What is required | Output every line below as it stands, dropping only the images.

Records |
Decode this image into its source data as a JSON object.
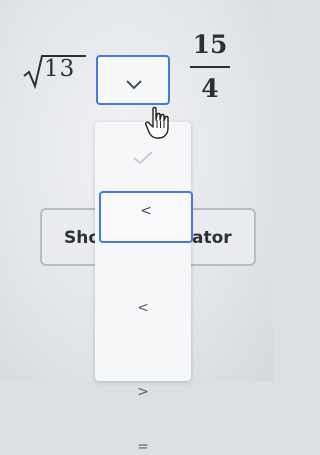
{
  "expression": {
    "radical": {
      "radicand": "13"
    },
    "fraction": {
      "numerator": "15",
      "denominator": "4"
    },
    "comparison_dropdown": {
      "selected": ""
    }
  },
  "calculator_button": {
    "label_left": "Sho",
    "label_right": "ator"
  },
  "dropdown": {
    "options": [
      {
        "symbol": "",
        "icon": "check-icon"
      },
      {
        "symbol": "<"
      },
      {
        "symbol": ">"
      },
      {
        "symbol": "="
      }
    ]
  },
  "colors": {
    "accent": "#4b76e6",
    "text": "#2d2f33",
    "muted": "#5b5f66"
  }
}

Exercise response |
Decode this image into its source data as a JSON object.
{
  "expression": {
    "radical": {
      "radicand": "13"
    },
    "fraction": {
      "numerator": "15",
      "denominator": "4"
    },
    "comparison_dropdown": {
      "selected": ""
    }
  },
  "calculator_button": {
    "label_left": "Sho",
    "label_right": "ator"
  },
  "dropdown": {
    "options": [
      {
        "symbol": "",
        "icon": "check-icon"
      },
      {
        "symbol": "<"
      },
      {
        "symbol": ">"
      },
      {
        "symbol": "="
      }
    ]
  },
  "colors": {
    "accent": "#4b76e6",
    "text": "#2d2f33",
    "muted": "#5b5f66"
  }
}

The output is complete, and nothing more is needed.